Task description
Apart from the pictures, output all of the records exactly.

Dataset
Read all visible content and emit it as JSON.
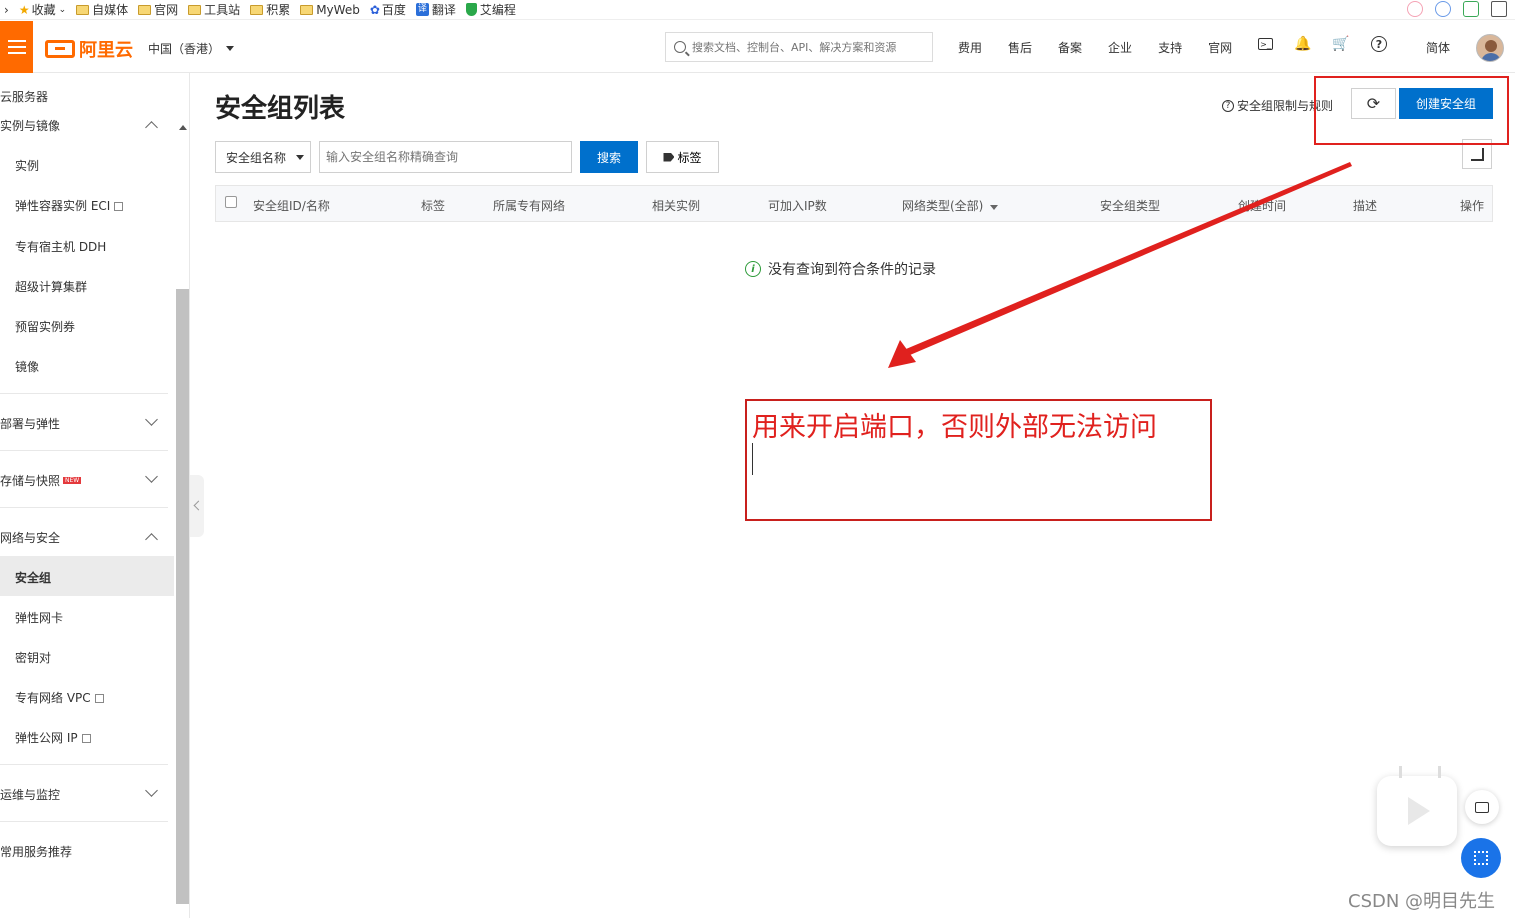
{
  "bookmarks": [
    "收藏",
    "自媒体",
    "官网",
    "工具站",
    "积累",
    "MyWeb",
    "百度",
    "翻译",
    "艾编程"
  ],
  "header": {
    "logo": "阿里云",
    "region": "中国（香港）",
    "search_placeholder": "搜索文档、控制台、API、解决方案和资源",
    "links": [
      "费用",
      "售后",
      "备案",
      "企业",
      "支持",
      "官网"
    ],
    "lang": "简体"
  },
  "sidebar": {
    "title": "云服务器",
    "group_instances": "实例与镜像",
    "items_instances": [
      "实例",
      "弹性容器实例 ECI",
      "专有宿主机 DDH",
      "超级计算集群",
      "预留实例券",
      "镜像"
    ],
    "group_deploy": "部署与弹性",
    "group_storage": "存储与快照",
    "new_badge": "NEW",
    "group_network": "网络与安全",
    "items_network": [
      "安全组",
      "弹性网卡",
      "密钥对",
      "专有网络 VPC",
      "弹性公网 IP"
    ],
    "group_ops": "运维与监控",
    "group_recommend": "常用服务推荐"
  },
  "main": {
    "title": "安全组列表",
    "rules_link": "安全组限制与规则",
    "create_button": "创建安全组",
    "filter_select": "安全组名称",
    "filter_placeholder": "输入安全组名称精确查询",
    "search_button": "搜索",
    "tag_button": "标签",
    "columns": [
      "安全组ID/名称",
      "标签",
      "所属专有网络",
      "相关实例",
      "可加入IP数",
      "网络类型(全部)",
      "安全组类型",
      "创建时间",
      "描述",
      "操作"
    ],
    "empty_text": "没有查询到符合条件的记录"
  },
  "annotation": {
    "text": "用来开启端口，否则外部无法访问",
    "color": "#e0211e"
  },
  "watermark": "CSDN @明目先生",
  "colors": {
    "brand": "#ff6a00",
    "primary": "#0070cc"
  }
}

Output below
Read all visible content and emit it as JSON.
{
  "bookmarks": [
    "收藏",
    "自媒体",
    "官网",
    "工具站",
    "积累",
    "MyWeb",
    "百度",
    "翻译",
    "艾编程"
  ],
  "header": {
    "logo": "阿里云",
    "region": "中国（香港）",
    "search_placeholder": "搜索文档、控制台、API、解决方案和资源",
    "links": [
      "费用",
      "售后",
      "备案",
      "企业",
      "支持",
      "官网"
    ],
    "lang": "简体"
  },
  "sidebar": {
    "title": "云服务器",
    "group_instances": "实例与镜像",
    "items_instances": [
      "实例",
      "弹性容器实例 ECI",
      "专有宿主机 DDH",
      "超级计算集群",
      "预留实例券",
      "镜像"
    ],
    "group_deploy": "部署与弹性",
    "group_storage": "存储与快照",
    "new_badge": "NEW",
    "group_network": "网络与安全",
    "items_network": [
      "安全组",
      "弹性网卡",
      "密钥对",
      "专有网络 VPC",
      "弹性公网 IP"
    ],
    "group_ops": "运维与监控",
    "group_recommend": "常用服务推荐"
  },
  "main": {
    "title": "安全组列表",
    "rules_link": "安全组限制与规则",
    "create_button": "创建安全组",
    "filter_select": "安全组名称",
    "filter_placeholder": "输入安全组名称精确查询",
    "search_button": "搜索",
    "tag_button": "标签",
    "columns": [
      "安全组ID/名称",
      "标签",
      "所属专有网络",
      "相关实例",
      "可加入IP数",
      "网络类型(全部)",
      "安全组类型",
      "创建时间",
      "描述",
      "操作"
    ],
    "empty_text": "没有查询到符合条件的记录"
  },
  "annotation": {
    "text": "用来开启端口，否则外部无法访问",
    "color": "#e0211e"
  },
  "watermark": "CSDN @明目先生",
  "colors": {
    "brand": "#ff6a00",
    "primary": "#0070cc"
  }
}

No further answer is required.